Effect of Omega-6 fatty acids
Some of the foods that contain linoleic acid and arachidonic acid, include pork, beef and chicken, including chicken eggs, as well as tuna and salmon. Arachidonic acid is found only in animal foods.
The eicosanoids of arachidonic acid and gamma-linolenic acid behave in part as opponents that affect the other positively or negatively according to certain processes. Arachidonic acid, for example, if taken excessively, can promote inflammation, which has been linked to diseases such as atopic dermatitis, arteriosclerosis, rheumatism and allergies. The conversion of arachidonic acid to pro-inflammatory substances is affected by gamma-linolenic acid and alpha-linolenic acid.
Omega-6 fatty acids in your diet
Some vegetable oils contain large amounts of linoleic acid without their potentially harmful opponent arachidonic acid. Good sources for that is sunflower, walnut, grape seed and pumpkin seed oil. Linoleic acid is also found in peanuts, corn, avocado, bamboo sprouts, kale and oatmeal. The omega-6 fatty acid gamma-linolenic acid is only found in plant foods, such as evening primrose oil, borage oil and hemp oil, as well as in the alga Spirulina, which is often used as a dietary supplement, but only in small amounts.
Fatty fish, such as tuna or salmon, have large quantities of omega-3 fatty acids as well as omega-6, so often in spite of arachidonic acid that he fish also contains, the consumption of these fish is recommended.
However, the quality of the recorded omega-6 fatty acids is far more important than the amount taken. In general, the supply of omega-6 fatty acid arachidonic acid should be deliberately reduced, which is not the case with linoleic and gamma-linolenic acid. At the same time an increased intake of omega-3 fatty acids is necessary to the recommended ratio of 1: 5. This requires the use of rapeseed, linseed, hemp oil or walnut oil as well as the frequent consumption of fish. Rape and hemp oil have a good 1:2 ratio, a favourable omega-3: omega-6 ratio is 1:3.
The goal of a healthy diet should be to take less than 50 milligrams of arachidonic acid per day. A typical meat-based diet, however, involves daily about 200 to 400 milligrams of arachidonic acid. From this viewpoint, a reduced intake of meat, sausages and eggs is recommended. In a predominantly vegetarian diet, the intake of linoleic and alpha-linolenic acid is increased, which also inhibits the body's production of harmful arachidonic acid.
Search nu3 now
Search the online store of nu3 now and find products rich in omega-6 fatty acids. For vegetarians and vegans, we offer omega-3 / omega-6 fatty acids that area all plant based such as seed oils and algae.
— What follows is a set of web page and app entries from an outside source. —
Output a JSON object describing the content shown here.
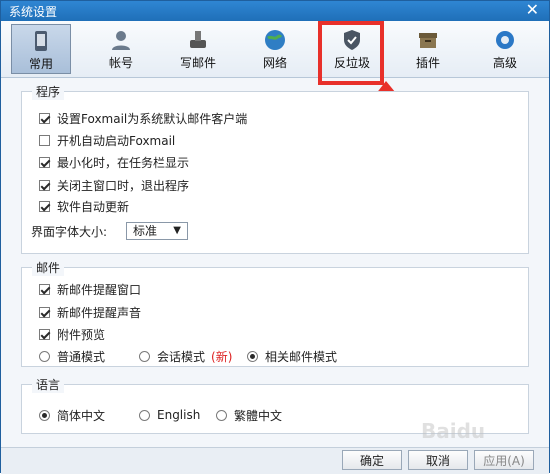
{
  "window": {
    "title": "系统设置"
  },
  "toolbar": {
    "tabs": [
      {
        "label": "常用",
        "icon": "phone-icon",
        "active": true
      },
      {
        "label": "帐号",
        "icon": "user-icon"
      },
      {
        "label": "写邮件",
        "icon": "pen-icon"
      },
      {
        "label": "网络",
        "icon": "globe-icon"
      },
      {
        "label": "反垃圾",
        "icon": "shield-check-icon"
      },
      {
        "label": "插件",
        "icon": "box-icon"
      },
      {
        "label": "高级",
        "icon": "gear-icon"
      }
    ]
  },
  "program": {
    "title": "程序",
    "options": [
      {
        "label": "设置Foxmail为系统默认邮件客户端",
        "checked": true
      },
      {
        "label": "开机自动启动Foxmail",
        "checked": false
      },
      {
        "label": "最小化时，在任务栏显示",
        "checked": true
      },
      {
        "label": "关闭主窗口时，退出程序",
        "checked": true
      },
      {
        "label": "软件自动更新",
        "checked": true
      }
    ],
    "font_size_label": "界面字体大小:",
    "font_size_value": "标准"
  },
  "mail": {
    "title": "邮件",
    "options": [
      {
        "label": "新邮件提醒窗口",
        "checked": true
      },
      {
        "label": "新邮件提醒声音",
        "checked": true
      },
      {
        "label": "附件预览",
        "checked": true
      }
    ],
    "modes": [
      {
        "label": "普通模式",
        "checked": false
      },
      {
        "label": "会话模式",
        "checked": false,
        "badge": "(新)"
      },
      {
        "label": "相关邮件模式",
        "checked": true
      }
    ]
  },
  "language": {
    "title": "语言",
    "options": [
      {
        "label": "简体中文",
        "checked": true
      },
      {
        "label": "English",
        "checked": false
      },
      {
        "label": "繁體中文",
        "checked": false
      }
    ]
  },
  "buttons": {
    "ok": "确定",
    "cancel": "取消",
    "apply": "应用(A)"
  },
  "colors": {
    "highlight": "#e8302a",
    "titlebar": "#1f6fb8"
  }
}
The store has a huge range of pumpkin seed oil capsules, mussel capsules, organic cedar nut oil, and black cumin oil capsules, which are all ideal ways to increase your omega-6 intake.
All of these products plus many more are available online from nu3 today.